Military charities told to work together to avoid duplication

Military charities must co-ordinate better to stamp out duplication and gaps in provision, current and former defence ministers have said.

Politicians from across the political spectrum spoke out about the performance of the armed forces charity sector yesterday after an analysis of their worth was published by The Times. The top 10 military charities in Britain were found to have combined assets worth £1.4 billion though this included property owned by charities that offer housing provision and unrestricted reserves of £275 million. In total there are 1,500 military charities in the UK which have collective assets of £3.1 billion. 

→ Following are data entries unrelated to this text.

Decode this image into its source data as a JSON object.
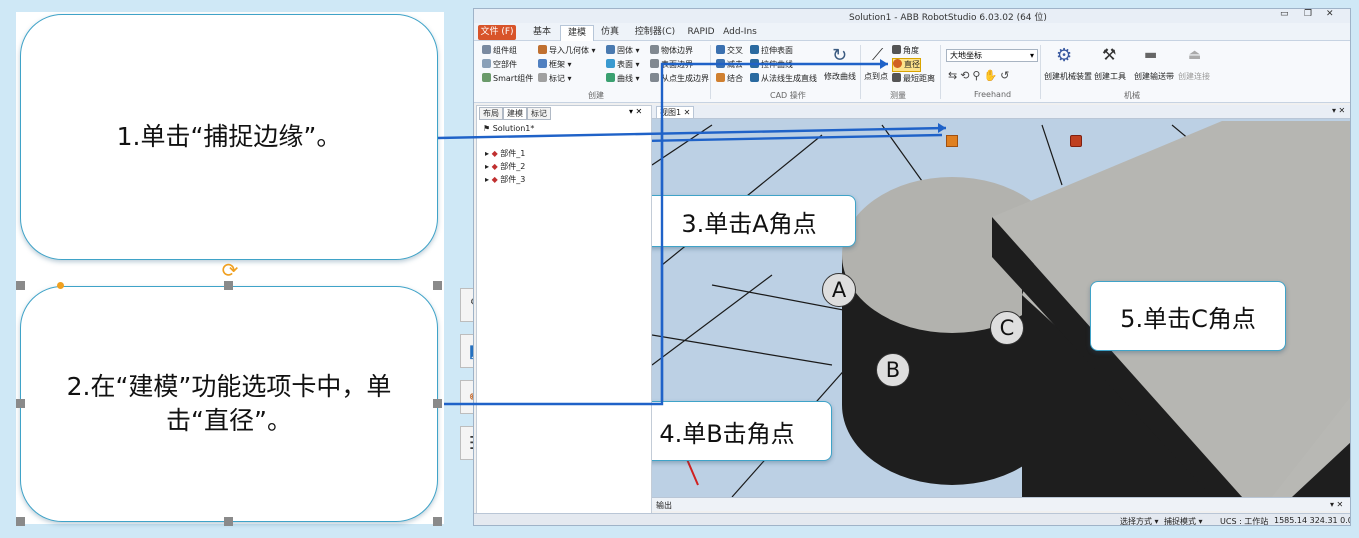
{
  "left_panel": {
    "callout1": "1.单击“捕捉边缘”。",
    "callout2": "2.在“建模”功能选项卡中，单击“直径”。"
  },
  "window": {
    "title": "Solution1 - ABB RobotStudio 6.03.02 (64 位)",
    "tabs": [
      "文件 (F)",
      "基本",
      "建模",
      "仿真",
      "控制器(C)",
      "RAPID",
      "Add-Ins"
    ]
  },
  "ribbon": {
    "create_group": [
      "组件组",
      "空部件",
      "Smart组件",
      "导入几何体",
      "框架",
      "标记",
      "固体",
      "表面",
      "曲线",
      "物体边界",
      "表面边界",
      "从点生成边界"
    ],
    "create_label": "创建",
    "cad_items": [
      "交叉",
      "减去",
      "结合",
      "拉伸表面",
      "拉伸曲线",
      "从法线生成直线",
      "修改曲线"
    ],
    "cad_label": "CAD 操作",
    "measure_items": [
      "点到点",
      "角度",
      "直径",
      "最短距离"
    ],
    "measure_label": "测量",
    "freehand_select": "大地坐标",
    "freehand_label": "Freehand",
    "mechanism_items": [
      "创建机械装置",
      "创建工具",
      "创建输送带",
      "创建连接"
    ],
    "mechanism_label": "机械"
  },
  "layout_panel": {
    "tabs": [
      "布局",
      "建模",
      "标记"
    ],
    "tree": [
      "Solution1*",
      "部件_1",
      "部件_2",
      "部件_3"
    ]
  },
  "viewport": {
    "tab_label": "视图1",
    "points": [
      "A",
      "B",
      "C"
    ],
    "bubble3": "3.单击A角点",
    "bubble4": "4.单B击角点",
    "bubble5": "5.单击C角点"
  },
  "output": {
    "label": "输出"
  },
  "status": {
    "select_mode": "选择方式",
    "snap_mode": "捕捉模式",
    "ucs": "UCS : 工作站",
    "coords": "1585.14  324.31  0.00"
  }
}
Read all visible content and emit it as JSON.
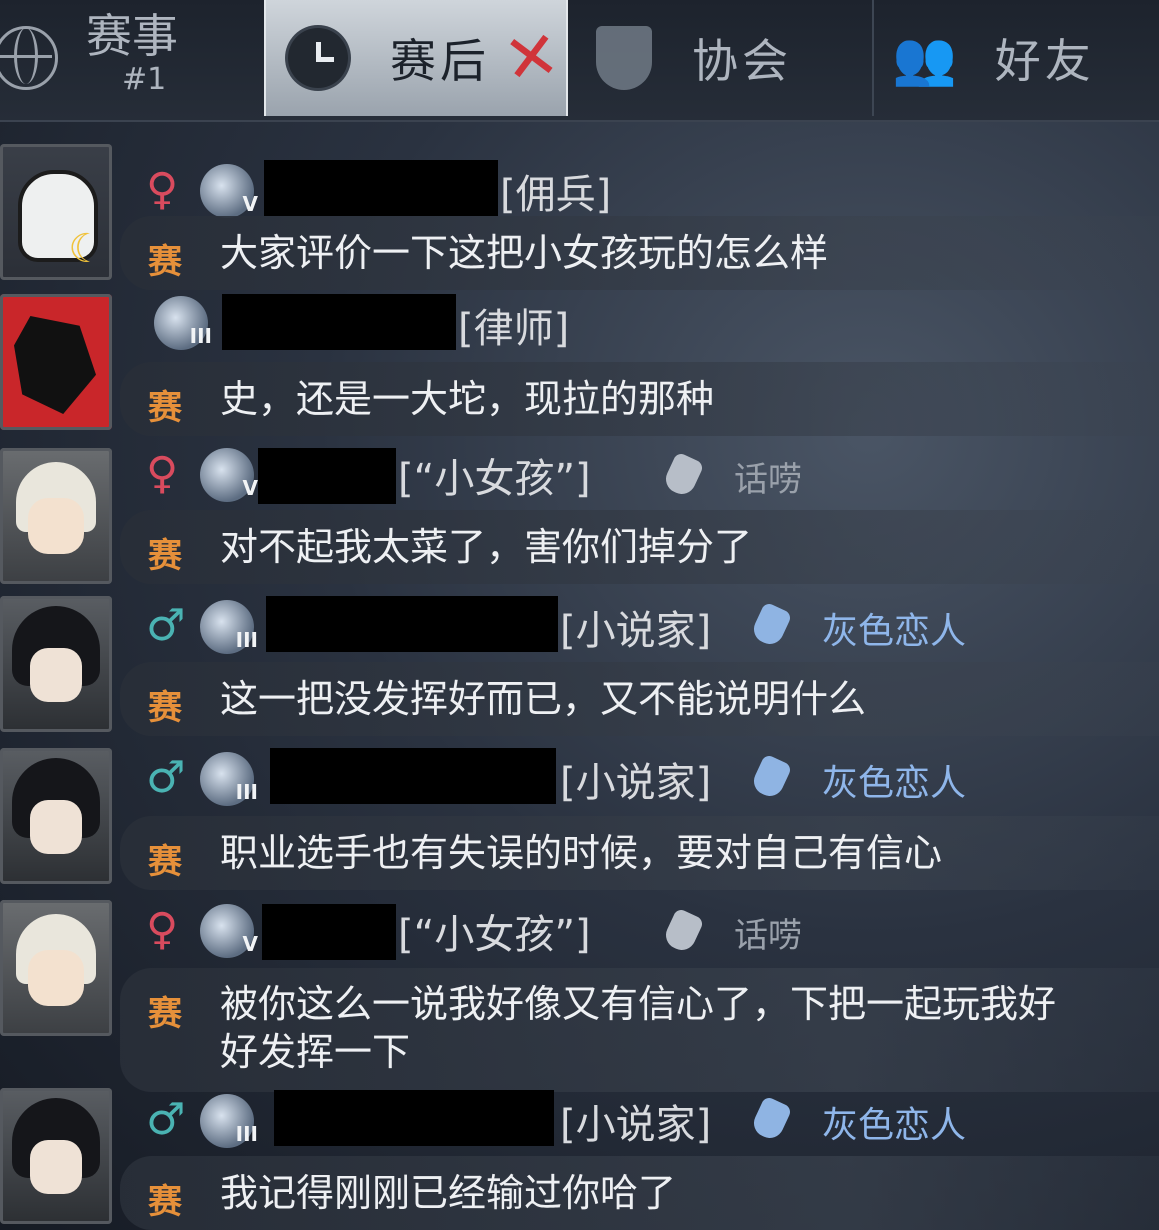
{
  "tabs": [
    {
      "label": "赛事",
      "sub": "#1",
      "icon": "globe-icon"
    },
    {
      "label": "赛后",
      "icon": "clock-icon",
      "active": true
    },
    {
      "label": "协会",
      "icon": "shield-fist-icon"
    },
    {
      "label": "好友",
      "icon": "people-icon"
    }
  ],
  "channel_tag": "赛",
  "messages": [
    {
      "gender": "♀",
      "role": "[佣兵]",
      "title": "",
      "text": "大家评价一下这把小女孩玩的怎么样",
      "rank": "V"
    },
    {
      "gender": "",
      "role": "[律师]",
      "title": "",
      "text": "史，还是一大坨，现拉的那种",
      "rank": "III"
    },
    {
      "gender": "♀",
      "role": "[“小女孩”]",
      "title": "话唠",
      "text": "对不起我太菜了，害你们掉分了",
      "rank": "V"
    },
    {
      "gender": "♂",
      "role": "[小说家]",
      "title": "灰色恋人",
      "text": "这一把没发挥好而已，又不能说明什么",
      "rank": "III"
    },
    {
      "gender": "♂",
      "role": "[小说家]",
      "title": "灰色恋人",
      "text": "职业选手也有失误的时候，要对自己有信心",
      "rank": "III"
    },
    {
      "gender": "♀",
      "role": "[“小女孩”]",
      "title": "话唠",
      "text": "被你这么一说我好像又有信心了，下把一起玩我好",
      "text2": "好发挥一下",
      "rank": "V"
    },
    {
      "gender": "♂",
      "role": "[小说家]",
      "title": "灰色恋人",
      "text": "我记得刚刚已经输过你哈了",
      "rank": "III"
    }
  ],
  "colors": {
    "female": "#d94b5e",
    "male": "#4ab3b3",
    "channel_tag": "#e6903a",
    "title_blue": "#8fb6ea",
    "close_x": "#d0343a"
  }
}
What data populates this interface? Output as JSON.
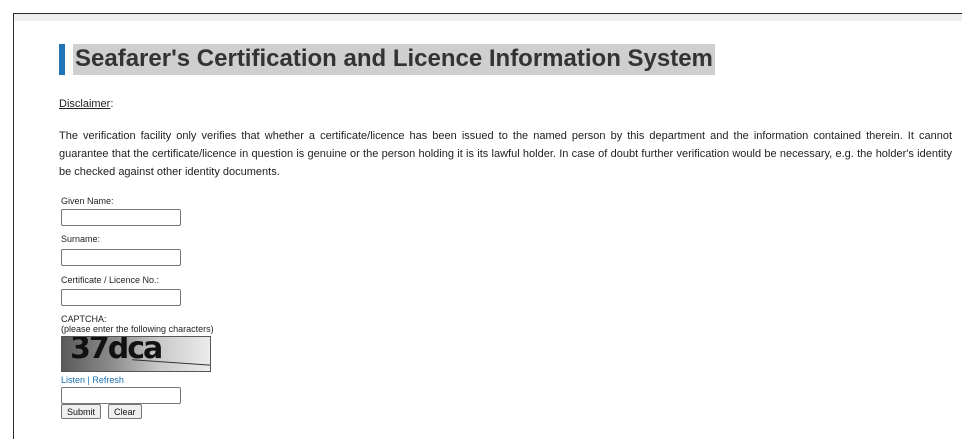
{
  "page": {
    "title": "Seafarer's Certification and Licence Information System",
    "disclaimer_label": "Disclaimer",
    "disclaimer_text": "The verification facility only verifies that whether a certificate/licence has been issued to the named person by this department and the information contained therein. It cannot guarantee that the certificate/licence in question is genuine or the person holding it is its lawful holder. In case of doubt further verification would be necessary, e.g. the holder's identity be checked against other identity documents."
  },
  "form": {
    "given_name_label": "Given Name:",
    "given_name_value": "",
    "surname_label": "Surname:",
    "surname_value": "",
    "certificate_label": "Certificate / Licence No.:",
    "certificate_value": "",
    "captcha_label": "CAPTCHA:",
    "captcha_hint": "(please enter the following characters)",
    "captcha_image_text": "37dca",
    "listen_label": "Listen",
    "refresh_label": "Refresh",
    "captcha_value": "",
    "submit_label": "Submit",
    "clear_label": "Clear"
  },
  "colors": {
    "accent": "#1f73b7",
    "title_bg": "#cfcfcf",
    "link": "#1a6fb0"
  }
}
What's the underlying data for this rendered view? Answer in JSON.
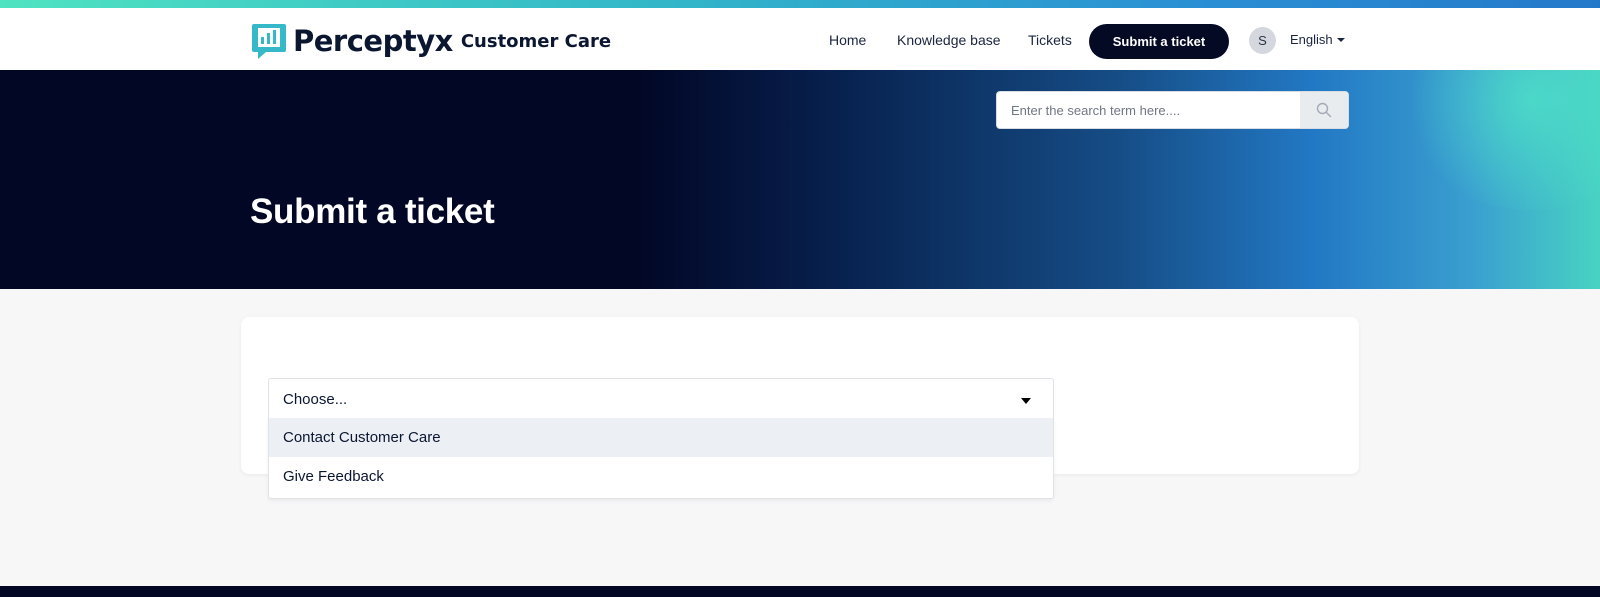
{
  "header": {
    "brand": "Perceptyx",
    "brand_sub": "Customer Care",
    "nav": {
      "home": "Home",
      "knowledge_base": "Knowledge base",
      "tickets": "Tickets",
      "submit": "Submit a ticket"
    },
    "avatar_initial": "S",
    "language": "English"
  },
  "search": {
    "placeholder": "Enter the search term here...."
  },
  "hero": {
    "title": "Submit a ticket"
  },
  "form": {
    "select_value": "Choose...",
    "options": [
      "Contact Customer Care",
      "Give Feedback"
    ]
  },
  "colors": {
    "brand_dark": "#050a24",
    "logo_accent": "#35b9c9"
  },
  "icons": {
    "logo": "chat-bar-chart-icon",
    "search": "search-icon",
    "dropdown": "caret-down-icon"
  }
}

Johnny Mercer, the Tory frontbencher presiding over the new Office for Veterans Affairs, said that veterans’ care needed to improve. He said the government should play a role in “helping those charities collaborate with each other, so you reduce duplication and to ensure what the veteran sees is a single, joined-up, successful and effective level of care”. Better coordination would also ensure support was more evenly spread over the country. “What I’m interested in is the duplication of treatment for PTSD [post-traumatic stress disorder], or duplication of the provision of housing in certain cities and towns, where you may have two providers in one city, but go 30 miles down the road and there’s nothing, there are homeless veterans.”

New Powers

Tobias Ellwood, a former Conservative defence minister, said: “There’s an argument for greater synergy, even mergers, but certainly charities working more closely together — particularly with [combining] back-office functions that could free up funds for frontline activities.” He outlined proposals for a single body, which he suggested could be Cobseo, the Confederation of Service Charities, that could be given new powers to enforce more collaboration.


General Sir John McColl, chairman of Cobseo, said that military charities were co-operating across the sector and rejected the suggestion that any of the top 10 were “hoarding” cash. He said that “as austerity bites, service charities are being asked to do more and more”. He added: “Service charity incomes are declining and charities are prudently using their reserves, co-operating across the sector, and strengthening governance in ways that are unprecedented anywhere else across the charitable community.”


Ruth Smeeth, a Labour MP who sits on the Commons defence select committee, said that mental health support for personnel and veterans was her main concern, saying there is a “significant gap in provision” for those on the verge and those needing long-term mental health “maintenance”. Commenting on the level of reserves held by some charities, she said: “It may make it difficult for people to understand why they should be making donations to charity on a regular ongoing basis. Charities need to be clear in explaining what they need and why.”